# Exercise instructions
What is needed is an exact copy of all the lines below.

# Recorded information
:::

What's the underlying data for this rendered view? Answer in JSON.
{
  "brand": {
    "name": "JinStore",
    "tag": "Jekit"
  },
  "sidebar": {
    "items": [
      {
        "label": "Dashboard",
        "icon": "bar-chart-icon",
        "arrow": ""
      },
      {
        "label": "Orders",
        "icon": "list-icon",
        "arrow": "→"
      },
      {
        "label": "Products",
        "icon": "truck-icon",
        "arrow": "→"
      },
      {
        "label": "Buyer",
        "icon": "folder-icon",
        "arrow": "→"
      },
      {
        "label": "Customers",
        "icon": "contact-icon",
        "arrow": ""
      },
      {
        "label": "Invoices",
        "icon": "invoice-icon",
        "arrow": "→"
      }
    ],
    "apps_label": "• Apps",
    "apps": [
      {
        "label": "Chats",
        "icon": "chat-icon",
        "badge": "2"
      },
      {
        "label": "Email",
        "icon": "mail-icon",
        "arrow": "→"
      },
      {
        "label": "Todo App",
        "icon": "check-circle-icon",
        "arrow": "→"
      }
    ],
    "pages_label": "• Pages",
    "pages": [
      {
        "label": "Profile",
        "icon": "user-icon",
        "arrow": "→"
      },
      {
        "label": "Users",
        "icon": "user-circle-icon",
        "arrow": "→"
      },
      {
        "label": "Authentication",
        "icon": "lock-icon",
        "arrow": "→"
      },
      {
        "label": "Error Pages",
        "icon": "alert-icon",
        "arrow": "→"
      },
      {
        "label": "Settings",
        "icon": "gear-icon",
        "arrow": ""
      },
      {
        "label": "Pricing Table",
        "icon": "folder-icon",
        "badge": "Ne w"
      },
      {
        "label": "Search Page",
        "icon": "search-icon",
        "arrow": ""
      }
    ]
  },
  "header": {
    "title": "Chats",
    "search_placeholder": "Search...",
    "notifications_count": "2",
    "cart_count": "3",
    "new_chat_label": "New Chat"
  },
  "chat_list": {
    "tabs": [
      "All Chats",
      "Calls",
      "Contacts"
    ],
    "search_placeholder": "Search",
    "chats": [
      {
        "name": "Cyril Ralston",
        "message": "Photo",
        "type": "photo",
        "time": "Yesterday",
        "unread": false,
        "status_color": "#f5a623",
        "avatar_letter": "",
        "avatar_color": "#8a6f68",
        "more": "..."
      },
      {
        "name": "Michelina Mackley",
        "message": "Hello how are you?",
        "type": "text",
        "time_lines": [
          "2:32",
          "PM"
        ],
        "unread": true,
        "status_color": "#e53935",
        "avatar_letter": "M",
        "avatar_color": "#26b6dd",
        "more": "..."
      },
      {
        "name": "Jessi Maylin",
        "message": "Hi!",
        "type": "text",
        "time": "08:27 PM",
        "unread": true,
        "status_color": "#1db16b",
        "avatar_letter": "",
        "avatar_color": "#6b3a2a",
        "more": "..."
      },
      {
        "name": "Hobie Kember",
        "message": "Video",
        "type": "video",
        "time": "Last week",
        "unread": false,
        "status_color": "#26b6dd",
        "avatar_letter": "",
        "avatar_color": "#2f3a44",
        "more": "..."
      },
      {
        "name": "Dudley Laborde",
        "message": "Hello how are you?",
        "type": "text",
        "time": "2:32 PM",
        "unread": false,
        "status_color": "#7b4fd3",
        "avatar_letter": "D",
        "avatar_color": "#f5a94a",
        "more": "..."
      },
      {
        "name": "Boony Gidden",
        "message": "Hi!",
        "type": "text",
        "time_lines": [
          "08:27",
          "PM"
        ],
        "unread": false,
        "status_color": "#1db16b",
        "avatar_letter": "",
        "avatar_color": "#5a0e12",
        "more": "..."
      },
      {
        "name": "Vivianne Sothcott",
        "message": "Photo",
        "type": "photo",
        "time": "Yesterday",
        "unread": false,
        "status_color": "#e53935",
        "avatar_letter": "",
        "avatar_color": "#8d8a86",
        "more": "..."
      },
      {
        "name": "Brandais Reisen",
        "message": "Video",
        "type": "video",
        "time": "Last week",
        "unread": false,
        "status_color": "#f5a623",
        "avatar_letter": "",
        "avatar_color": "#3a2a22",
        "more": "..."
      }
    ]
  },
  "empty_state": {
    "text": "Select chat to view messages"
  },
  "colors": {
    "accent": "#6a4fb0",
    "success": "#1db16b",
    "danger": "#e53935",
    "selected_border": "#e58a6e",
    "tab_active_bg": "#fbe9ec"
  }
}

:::

# Exercise output
What's the underlying data for this rendered view? Answer in JSON.
{
  "brand": {
    "name": "JinStore",
    "tag": "Jekit"
  },
  "sidebar": {
    "items": [
      {
        "label": "Dashboard",
        "icon": "bar-chart-icon",
        "arrow": ""
      },
      {
        "label": "Orders",
        "icon": "list-icon",
        "arrow": "→"
      },
      {
        "label": "Products",
        "icon": "truck-icon",
        "arrow": "→"
      },
      {
        "label": "Buyer",
        "icon": "folder-icon",
        "arrow": "→"
      },
      {
        "label": "Customers",
        "icon": "contact-icon",
        "arrow": ""
      },
      {
        "label": "Invoices",
        "icon": "invoice-icon",
        "arrow": "→"
      }
    ],
    "apps_label": "• Apps",
    "apps": [
      {
        "label": "Chats",
        "icon": "chat-icon",
        "badge": "2"
      },
      {
        "label": "Email",
        "icon": "mail-icon",
        "arrow": "→"
      },
      {
        "label": "Todo App",
        "icon": "check-circle-icon",
        "arrow": "→"
      }
    ],
    "pages_label": "• Pages",
    "pages": [
      {
        "label": "Profile",
        "icon": "user-icon",
        "arrow": "→"
      },
      {
        "label": "Users",
        "icon": "user-circle-icon",
        "arrow": "→"
      },
      {
        "label": "Authentication",
        "icon": "lock-icon",
        "arrow": "→"
      },
      {
        "label": "Error Pages",
        "icon": "alert-icon",
        "arrow": "→"
      },
      {
        "label": "Settings",
        "icon": "gear-icon",
        "arrow": ""
      },
      {
        "label": "Pricing Table",
        "icon": "folder-icon",
        "badge": "Ne w"
      },
      {
        "label": "Search Page",
        "icon": "search-icon",
        "arrow": ""
      }
    ]
  },
  "header": {
    "title": "Chats",
    "search_placeholder": "Search...",
    "notifications_count": "2",
    "cart_count": "3",
    "new_chat_label": "New Chat"
  },
  "chat_list": {
    "tabs": [
      "All Chats",
      "Calls",
      "Contacts"
    ],
    "search_placeholder": "Search",
    "chats": [
      {
        "name": "Cyril Ralston",
        "message": "Photo",
        "type": "photo",
        "time": "Yesterday",
        "unread": false,
        "status_color": "#f5a623",
        "avatar_letter": "",
        "avatar_color": "#8a6f68",
        "more": "..."
      },
      {
        "name": "Michelina Mackley",
        "message": "Hello how are you?",
        "type": "text",
        "time_lines": [
          "2:32",
          "PM"
        ],
        "unread": true,
        "status_color": "#e53935",
        "avatar_letter": "M",
        "avatar_color": "#26b6dd",
        "more": "..."
      },
      {
        "name": "Jessi Maylin",
        "message": "Hi!",
        "type": "text",
        "time": "08:27 PM",
        "unread": true,
        "status_color": "#1db16b",
        "avatar_letter": "",
        "avatar_color": "#6b3a2a",
        "more": "..."
      },
      {
        "name": "Hobie Kember",
        "message": "Video",
        "type": "video",
        "time": "Last week",
        "unread": false,
        "status_color": "#26b6dd",
        "avatar_letter": "",
        "avatar_color": "#2f3a44",
        "more": "..."
      },
      {
        "name": "Dudley Laborde",
        "message": "Hello how are you?",
        "type": "text",
        "time": "2:32 PM",
        "unread": false,
        "status_color": "#7b4fd3",
        "avatar_letter": "D",
        "avatar_color": "#f5a94a",
        "more": "..."
      },
      {
        "name": "Boony Gidden",
        "message": "Hi!",
        "type": "text",
        "time_lines": [
          "08:27",
          "PM"
        ],
        "unread": false,
        "status_color": "#1db16b",
        "avatar_letter": "",
        "avatar_color": "#5a0e12",
        "more": "..."
      },
      {
        "name": "Vivianne Sothcott",
        "message": "Photo",
        "type": "photo",
        "time": "Yesterday",
        "unread": false,
        "status_color": "#e53935",
        "avatar_letter": "",
        "avatar_color": "#8d8a86",
        "more": "..."
      },
      {
        "name": "Brandais Reisen",
        "message": "Video",
        "type": "video",
        "time": "Last week",
        "unread": false,
        "status_color": "#f5a623",
        "avatar_letter": "",
        "avatar_color": "#3a2a22",
        "more": "..."
      }
    ]
  },
  "empty_state": {
    "text": "Select chat to view messages"
  },
  "colors": {
    "accent": "#6a4fb0",
    "success": "#1db16b",
    "danger": "#e53935",
    "selected_border": "#e58a6e",
    "tab_active_bg": "#fbe9ec"
  }
}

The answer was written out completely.